There was a very tacky statue of Adam and Eve for sale.

Upstairs, there was this great Perry Mason Game but the box was the only part of this that was in good condition. The inside of the game had almost completely deteriorated.

The house had belonged to an antique dealer and it was filled with antiques throughout the house. Most of the items were not our style though several things came home with us. The radio, the chemistry set, the Adam and Eve statue and the Perry Mason Game did not make the cut. Instead, several squeak toys, some old astronaut buttons, two Christmas things, a pink elephant drink book and some other things did. 
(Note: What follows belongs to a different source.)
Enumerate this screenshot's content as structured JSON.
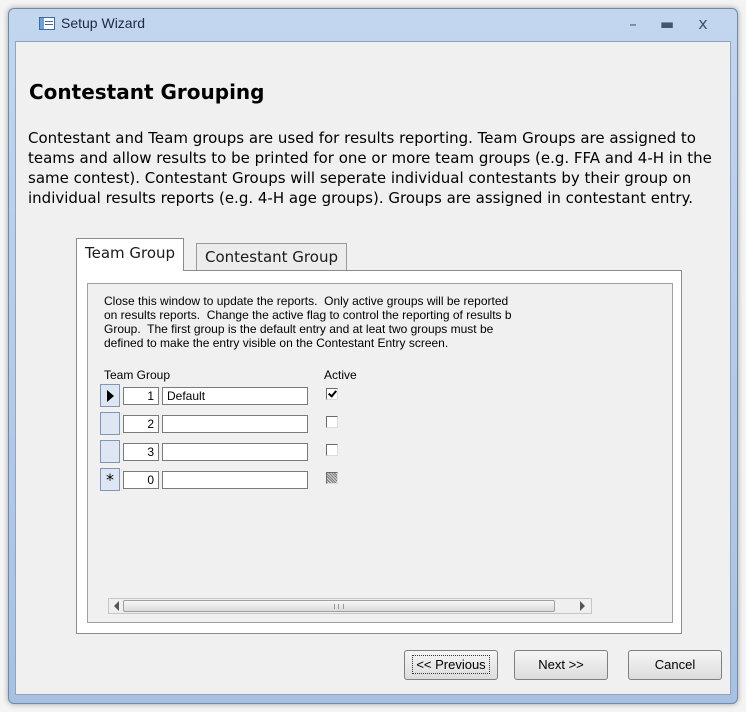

Sale #3 was simply listed as an estate sale but it was in the neighborhood we would be in so it made the list. Most of the contents inside were new but we did find two records here so the trip was not wasted.

Our fourth and final sale was listed as contents of a house just purchased with many items from the 1940's and 1950's. This sounded very familiar and when we got there, we found out why. This sale was run by a guy that buys run-down houses, many with the contents inside, and flips them for a profit. This is the third time he has had a sale of the contents he "inherited" inside a purchased house and we have been to all three of his sales. This time, we found three old plastic deer, a pineapple toothpick holder, a hula mug and a Mexican salt shaker (missing its mate).

By noon, we were done with our saling for the weekend and had the rest of the weekend to ourselves. Monica's dad would not be home so we, instead, went straight home where we had plenty of time to relax, run errands, do chores, relax some more and look at what we found. 

This is what we brought home this weekend:


A pair of books and a vintage Valentine's Day card. The Peanuts book is from 1958

A very old wooden portable baseball game (it has a drawer that pulls out where the accessories are stored), a pair of old astronaut pins, an old baby rattle with a clown and a pink elephant drink mix book in its box from 1958

An old Donkey Party game

Inside the Donkey Party game was this second board, a pin the tail on the lobster game along with the tails. The game appears to be from the 1950's though the restaurant did not close until the 1970's

This framed cat picture. It was hard to get a good photo of this

A pair of ceramic Thanksgiving candle holders, a ceramic pineapple toothpick holder, a ceramic hula mug by Orchids of Hawaii, a ceramic Mexican salt shaker and some old squeak toys. Everything, except the squeak toys, are marked Japan

Three old plastic deer and a pair of snowpeople (marked Japan)

Our blog is now completely up to date! It took twelve posts in three weeks but we did it! We'll see you all next week!